ASSIGNED TASK. The answer must consist of each line below that contains the word "Brooklyn", copied in full.

DATA EXTRACTS.
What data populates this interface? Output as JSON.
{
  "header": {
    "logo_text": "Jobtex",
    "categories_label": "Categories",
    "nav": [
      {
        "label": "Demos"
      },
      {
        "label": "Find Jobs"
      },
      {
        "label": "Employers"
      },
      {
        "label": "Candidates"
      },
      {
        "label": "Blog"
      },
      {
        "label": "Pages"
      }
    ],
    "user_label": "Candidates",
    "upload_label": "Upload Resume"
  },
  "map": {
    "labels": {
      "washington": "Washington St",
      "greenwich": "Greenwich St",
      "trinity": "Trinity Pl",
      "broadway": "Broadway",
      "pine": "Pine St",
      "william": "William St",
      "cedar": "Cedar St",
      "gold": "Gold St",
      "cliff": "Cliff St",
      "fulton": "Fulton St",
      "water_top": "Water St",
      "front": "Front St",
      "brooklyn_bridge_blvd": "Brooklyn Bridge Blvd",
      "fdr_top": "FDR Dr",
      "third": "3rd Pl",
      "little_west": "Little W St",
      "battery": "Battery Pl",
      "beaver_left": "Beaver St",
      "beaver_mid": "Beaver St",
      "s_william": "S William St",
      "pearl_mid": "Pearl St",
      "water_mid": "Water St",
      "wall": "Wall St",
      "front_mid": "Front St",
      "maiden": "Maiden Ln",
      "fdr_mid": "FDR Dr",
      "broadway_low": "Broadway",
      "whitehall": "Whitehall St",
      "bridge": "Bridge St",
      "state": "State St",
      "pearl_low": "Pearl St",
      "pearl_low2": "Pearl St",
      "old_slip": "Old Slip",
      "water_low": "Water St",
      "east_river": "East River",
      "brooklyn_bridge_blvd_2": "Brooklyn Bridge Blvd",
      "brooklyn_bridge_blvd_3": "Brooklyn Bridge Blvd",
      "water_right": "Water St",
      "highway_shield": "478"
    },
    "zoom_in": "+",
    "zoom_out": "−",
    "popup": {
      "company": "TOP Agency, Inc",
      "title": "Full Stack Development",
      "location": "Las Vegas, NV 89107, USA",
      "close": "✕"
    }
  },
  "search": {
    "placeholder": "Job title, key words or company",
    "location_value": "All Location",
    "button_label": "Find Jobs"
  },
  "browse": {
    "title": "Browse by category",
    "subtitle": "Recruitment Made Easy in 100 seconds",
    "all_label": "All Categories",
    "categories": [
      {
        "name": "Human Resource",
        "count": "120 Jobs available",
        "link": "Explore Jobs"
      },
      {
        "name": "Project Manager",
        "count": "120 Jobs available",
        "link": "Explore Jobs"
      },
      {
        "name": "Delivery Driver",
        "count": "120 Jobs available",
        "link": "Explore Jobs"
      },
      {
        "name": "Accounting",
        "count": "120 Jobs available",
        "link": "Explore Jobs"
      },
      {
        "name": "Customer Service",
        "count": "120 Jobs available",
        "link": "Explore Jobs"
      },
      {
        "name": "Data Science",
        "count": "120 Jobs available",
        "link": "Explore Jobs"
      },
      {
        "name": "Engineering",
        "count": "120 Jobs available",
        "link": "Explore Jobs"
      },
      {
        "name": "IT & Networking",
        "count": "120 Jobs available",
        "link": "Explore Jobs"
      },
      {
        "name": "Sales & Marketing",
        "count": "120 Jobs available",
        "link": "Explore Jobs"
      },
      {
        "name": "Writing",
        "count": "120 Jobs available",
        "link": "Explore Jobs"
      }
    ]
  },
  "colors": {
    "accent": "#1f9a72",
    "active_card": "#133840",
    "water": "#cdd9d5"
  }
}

TASK RESPONSE.
      "brooklyn_bridge_blvd": "Brooklyn Bridge Blvd",
      "brooklyn_bridge_blvd_2": "Brooklyn Bridge Blvd",
      "brooklyn_bridge_blvd_3": "Brooklyn Bridge Blvd",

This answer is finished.